Copy out each line below verbatim, skipping any picture.

GIVEN DATA ::
──────────
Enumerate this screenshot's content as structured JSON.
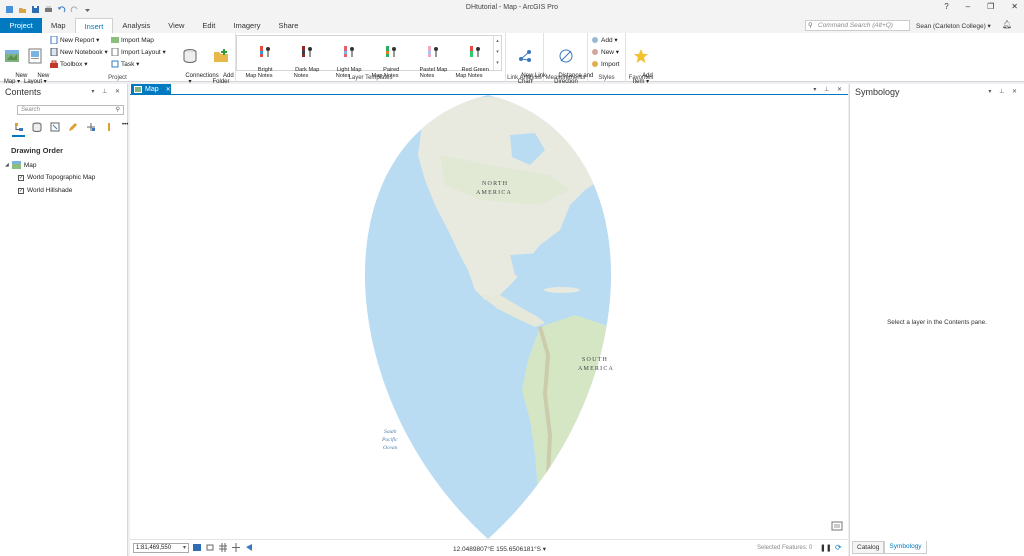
{
  "window": {
    "title": "DHtutorial - Map - ArcGIS Pro",
    "help": "?",
    "minimize": "–",
    "restore": "❐",
    "close": "✕"
  },
  "ribbon_tabs": [
    "Project",
    "Map",
    "Insert",
    "Analysis",
    "View",
    "Edit",
    "Imagery",
    "Share"
  ],
  "active_tab": "Insert",
  "command_search": {
    "placeholder": "Command Search (Alt+Q)"
  },
  "user": "Sean (Carleton College) ▾",
  "ribbon": {
    "project": {
      "label": "Project",
      "new_map": "New\nMap ▾",
      "new_layout": "New\nLayout ▾",
      "new_report": "New Report ▾",
      "new_notebook": "New Notebook ▾",
      "toolbox": "Toolbox ▾",
      "import_map": "Import Map",
      "import_layout": "Import Layout ▾",
      "task": "Task ▾",
      "connections": "Connections\n▾",
      "add_folder": "Add\nFolder"
    },
    "layer_templates": {
      "label": "Layer Templates",
      "items": [
        {
          "label": "Bright\nMap Notes"
        },
        {
          "label": "Dark Map\nNotes"
        },
        {
          "label": "Light Map\nNotes"
        },
        {
          "label": "Paired\nMap Notes"
        },
        {
          "label": "Pastel Map\nNotes"
        },
        {
          "label": "Red Green\nMap Notes"
        }
      ]
    },
    "link_analysis": {
      "label": "Link Analysis",
      "new_link_chart": "New Link\nChart"
    },
    "measurements": {
      "label": "Measurements",
      "distance_direction": "Distance and\nDirection"
    },
    "styles": {
      "label": "Styles",
      "add": "Add ▾",
      "new": "New ▾",
      "import": "Import"
    },
    "favorites": {
      "label": "Favorites",
      "add_item": "Add\nItem ▾"
    }
  },
  "contents": {
    "title": "Contents",
    "pane_controls": "▾ ⊥ ✕",
    "search_placeholder": "Search",
    "drawing_order": "Drawing Order",
    "map_name": "Map",
    "layers": [
      {
        "name": "World Topographic Map",
        "checked": true
      },
      {
        "name": "World Hillshade",
        "checked": true
      }
    ],
    "check_mark": "✓",
    "more": "•••"
  },
  "map_view": {
    "tab_label": "Map",
    "tab_close": "✕",
    "view_controls": "▾ ⊥ ✕",
    "labels": {
      "north_america": [
        "NORTH",
        "AMERICA"
      ],
      "south_america": [
        "SOUTH",
        "AMERICA"
      ],
      "south_pacific": [
        "South",
        "Pacific",
        "Ocean"
      ]
    },
    "scale": "1:81,469,550",
    "coordinates": "12.0489807°E 155.6506181°S  ▾",
    "selected_features": "Selected Features: 0",
    "pause": "❚❚",
    "refresh": "⟳"
  },
  "symbology": {
    "title": "Symbology",
    "pane_controls": "▾ ⊥ ✕",
    "message": "Select a layer in the Contents pane.",
    "tabs": [
      "Catalog",
      "Symbology"
    ],
    "active_tab": "Symbology"
  },
  "colors": {
    "accent": "#0079c1",
    "ocean": "#b9dcf3",
    "land": "#e9eadf",
    "vegetation": "#d4e6c4"
  }
}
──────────
RESULT ::
Enumerate this screenshot's content as structured JSON.
{
  "window": {
    "title": "DHtutorial - Map - ArcGIS Pro",
    "help": "?",
    "minimize": "–",
    "restore": "❐",
    "close": "✕"
  },
  "ribbon_tabs": [
    "Project",
    "Map",
    "Insert",
    "Analysis",
    "View",
    "Edit",
    "Imagery",
    "Share"
  ],
  "active_tab": "Insert",
  "command_search": {
    "placeholder": "Command Search (Alt+Q)"
  },
  "user": "Sean (Carleton College) ▾",
  "ribbon": {
    "project": {
      "label": "Project",
      "new_map": "New\nMap ▾",
      "new_layout": "New\nLayout ▾",
      "new_report": "New Report ▾",
      "new_notebook": "New Notebook ▾",
      "toolbox": "Toolbox ▾",
      "import_map": "Import Map",
      "import_layout": "Import Layout ▾",
      "task": "Task ▾",
      "connections": "Connections\n▾",
      "add_folder": "Add\nFolder"
    },
    "layer_templates": {
      "label": "Layer Templates",
      "items": [
        {
          "label": "Bright\nMap Notes"
        },
        {
          "label": "Dark Map\nNotes"
        },
        {
          "label": "Light Map\nNotes"
        },
        {
          "label": "Paired\nMap Notes"
        },
        {
          "label": "Pastel Map\nNotes"
        },
        {
          "label": "Red Green\nMap Notes"
        }
      ]
    },
    "link_analysis": {
      "label": "Link Analysis",
      "new_link_chart": "New Link\nChart"
    },
    "measurements": {
      "label": "Measurements",
      "distance_direction": "Distance and\nDirection"
    },
    "styles": {
      "label": "Styles",
      "add": "Add ▾",
      "new": "New ▾",
      "import": "Import"
    },
    "favorites": {
      "label": "Favorites",
      "add_item": "Add\nItem ▾"
    }
  },
  "contents": {
    "title": "Contents",
    "pane_controls": "▾ ⊥ ✕",
    "search_placeholder": "Search",
    "drawing_order": "Drawing Order",
    "map_name": "Map",
    "layers": [
      {
        "name": "World Topographic Map",
        "checked": true
      },
      {
        "name": "World Hillshade",
        "checked": true
      }
    ],
    "check_mark": "✓",
    "more": "•••"
  },
  "map_view": {
    "tab_label": "Map",
    "tab_close": "✕",
    "view_controls": "▾ ⊥ ✕",
    "labels": {
      "north_america": [
        "NORTH",
        "AMERICA"
      ],
      "south_america": [
        "SOUTH",
        "AMERICA"
      ],
      "south_pacific": [
        "South",
        "Pacific",
        "Ocean"
      ]
    },
    "scale": "1:81,469,550",
    "coordinates": "12.0489807°E 155.6506181°S  ▾",
    "selected_features": "Selected Features: 0",
    "pause": "❚❚",
    "refresh": "⟳"
  },
  "symbology": {
    "title": "Symbology",
    "pane_controls": "▾ ⊥ ✕",
    "message": "Select a layer in the Contents pane.",
    "tabs": [
      "Catalog",
      "Symbology"
    ],
    "active_tab": "Symbology"
  },
  "colors": {
    "accent": "#0079c1",
    "ocean": "#b9dcf3",
    "land": "#e9eadf",
    "vegetation": "#d4e6c4"
  }
}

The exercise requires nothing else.